What has the response been for your book club?
Jen: Really positive so far! We’re small but I hope that people keep coming.
Amy: Same here! I’m hoping I can grow the event into something really cool.
Is your book club more social, academic, scholarly, or just for fun?
Jen: Definitely just for fun. I think we just want to hang out and talk with other readers.
Amy: Just for fun. I had someone come to the first meeting who hadn’t even read the author’s books, and another who came because they were a writer too and wanted to learn more about her process. We keep it pretty casual.
Have you had to deal with a book that people hated but you loved? Or visa versa?
Jen: Everyone loved Ms. Bev, so that was a fun one to start out with. The 2nd meeting which was paranormals was more complicated. There’s so much bonkers stuff that can happen in paranormal: fated mates, etc. It can be supercharged, and not everyone loved that subgenre. I am looking forward to the discussion of A Duke by Default, which I think will be less contentious.
Amy: Not yet, but in my other book clubs I have! I figure with romance, if they don’t like it they won’t come. In my other clubs I have people who have been attending meetings for over 20 years, and come regardless if they liked the book or not. I’m not always a fan of what we read in my book clubs but I find that the readers’ passion pulls me through.
Do you prepare questions about the book or do you let the group lead themselves?
Jen: I was so nervous the first time that I prepared a bunch of notes, but we really didn’t need them. Everyone had plenty to discuss! But I still think having some passages marked and some guiding questions helps move the discussion along if we stall out.
Amy: I usually prepare some questions - half that I want answered and half time fillers for when people are a bit too shy to talk. But I find people are so psyched to talk to an author that I often don’t need to use my notes.
How do you deal with a group that’s not talkative? Too off focus?
Jen: My group is so talkative, I don’t really worry about it. Also, I’m a middle school English teacher IRL, I know how to get a group of people who are off task back to talking about a book. That’s easy. If anything, we have to make sure we wrap up so the bookstore employees aren’t shutting off the lights on us.
Amy: I have that list of questions to spark discussion during slow moments. I’m a weird introvert that can be extroverted when in crisis. So when people stop talking I panic and start blurting out whatever is on my mind haha. It’s become more structured now and I find that I can create conversation and also keep it on task. Just so long as we end with enough time so that I can close the Library.
If you do author visits, how do you book them and how do you choose who to invite?
Jen: I haven’t done this yet. I want the group to gel as readers before we put authors in the mix. I think author events should be separate, and I’d love to see 57th Street Books have more romance author panels in the future.
Amy: Right now I’m trying to focus on local Chicagoland area authors from different subgenres of romance. There are two local chapters of the RWA in Chicago, and I’ve been using that list as a resource. I think the idea of contacting an author is intimidating but it’s actually really easy! I shoot an email to them and if they answer, they answer. If they don’t, I move on to the next one. I find that there’s a sweet spot about who will respond to you - obviously Nora Roberts isn’t going to come to a small suburb in Illinois for my meeting. But many authors will offer to video conference with you or meet there in person. If you don’t try, you’ll never know.
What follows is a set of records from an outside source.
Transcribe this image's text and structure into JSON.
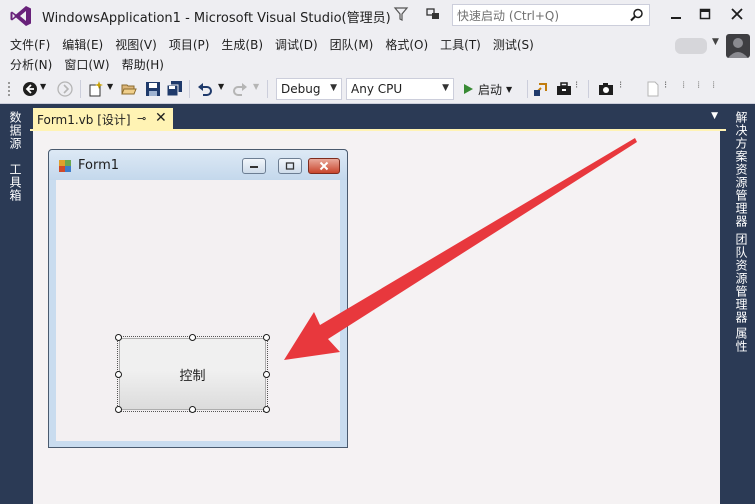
{
  "window": {
    "title": "WindowsApplication1 - Microsoft Visual Studio(管理员)",
    "quick_launch_placeholder": "快速启动 (Ctrl+Q)"
  },
  "menu": {
    "row1": [
      "文件(F)",
      "编辑(E)",
      "视图(V)",
      "项目(P)",
      "生成(B)",
      "调试(D)",
      "团队(M)",
      "格式(O)",
      "工具(T)",
      "测试(S)"
    ],
    "row2": [
      "分析(N)",
      "窗口(W)",
      "帮助(H)"
    ]
  },
  "toolbar": {
    "configuration": "Debug",
    "platform": "Any CPU",
    "start_label": "启动"
  },
  "left_rail": {
    "tabs": [
      "数据源",
      "工具箱"
    ]
  },
  "right_rail": {
    "tabs": [
      "解决方案资源管理器",
      "团队资源管理器",
      "属性"
    ]
  },
  "document_tab": {
    "label": "Form1.vb [设计]"
  },
  "form": {
    "title": "Form1",
    "button_text": "控制"
  },
  "colors": {
    "ide_frame": "#2b3a55",
    "chrome": "#eeeef2",
    "active_tab": "#fff3b4",
    "annotation_arrow": "#e8383d",
    "vs_purple": "#68217a"
  }
}
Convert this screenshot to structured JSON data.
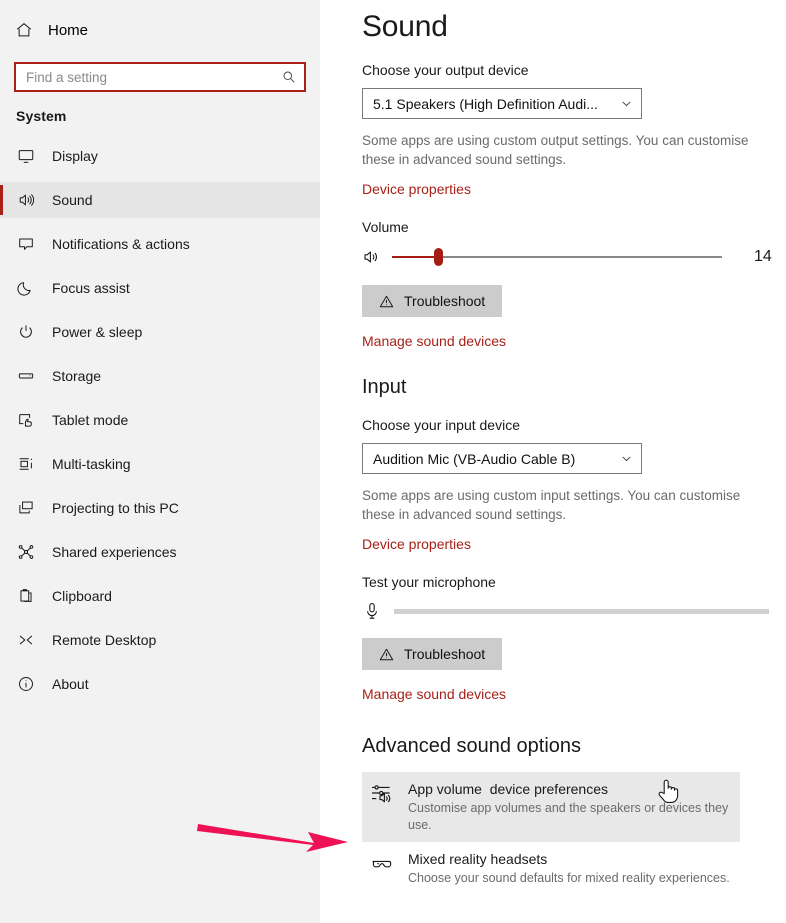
{
  "colors": {
    "accent_red": "#a82018",
    "slider_red": "#a51d12",
    "annotation_pink": "#ee1155",
    "sidebar_bg": "#f2f2f2",
    "button_bg": "#cccccc",
    "highlight_row_bg": "#e8e8e8"
  },
  "sidebar": {
    "home_label": "Home",
    "search": {
      "placeholder": "Find a setting",
      "value": "",
      "icon": "search-icon"
    },
    "group_title": "System",
    "items": [
      {
        "label": "Display",
        "icon": "monitor-icon",
        "selected": false
      },
      {
        "label": "Sound",
        "icon": "speaker-icon",
        "selected": true
      },
      {
        "label": "Notifications & actions",
        "icon": "chat-bubble-icon",
        "selected": false
      },
      {
        "label": "Focus assist",
        "icon": "moon-icon",
        "selected": false
      },
      {
        "label": "Power & sleep",
        "icon": "power-icon",
        "selected": false
      },
      {
        "label": "Storage",
        "icon": "drive-icon",
        "selected": false
      },
      {
        "label": "Tablet mode",
        "icon": "tablet-hand-icon",
        "selected": false
      },
      {
        "label": "Multi-tasking",
        "icon": "multitask-icon",
        "selected": false
      },
      {
        "label": "Projecting to this PC",
        "icon": "project-screen-icon",
        "selected": false
      },
      {
        "label": "Shared experiences",
        "icon": "share-nodes-icon",
        "selected": false
      },
      {
        "label": "Clipboard",
        "icon": "clipboard-icon",
        "selected": false
      },
      {
        "label": "Remote Desktop",
        "icon": "remote-desktop-icon",
        "selected": false
      },
      {
        "label": "About",
        "icon": "info-icon",
        "selected": false
      }
    ]
  },
  "main": {
    "page_title": "Sound",
    "output": {
      "device_label": "Choose your output device",
      "device_value": "5.1 Speakers (High Definition Audi...",
      "helper_text": "Some apps are using custom output settings. You can customise these in advanced sound settings.",
      "device_properties_link": "Device properties",
      "volume_label": "Volume",
      "volume_value": "14",
      "volume_percent": 14,
      "troubleshoot_label": "Troubleshoot",
      "manage_link": "Manage sound devices"
    },
    "input": {
      "section_title": "Input",
      "device_label": "Choose your input device",
      "device_value": "Audition Mic (VB-Audio Cable B)",
      "helper_text": "Some apps are using custom input settings. You can customise these in advanced sound settings.",
      "device_properties_link": "Device properties",
      "test_label": "Test your microphone",
      "test_level_percent": 0,
      "troubleshoot_label": "Troubleshoot",
      "manage_link": "Manage sound devices"
    },
    "advanced": {
      "section_title": "Advanced sound options",
      "rows": [
        {
          "title": "App volume  device preferences",
          "subtitle": "Customise app volumes and the speakers or devices they use.",
          "icon": "app-volume-mixer-icon",
          "highlighted": true
        },
        {
          "title": "Mixed reality headsets",
          "subtitle": "Choose your sound defaults for mixed reality experiences.",
          "icon": "vr-headset-icon",
          "highlighted": false
        }
      ]
    }
  },
  "annotations": {
    "arrow": {
      "name": "pointer-arrow-annotation",
      "points_to": "App volume  device preferences"
    },
    "cursor": {
      "name": "hand-cursor"
    }
  }
}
Is there a romance book club in your area? Should there be? *hint hint*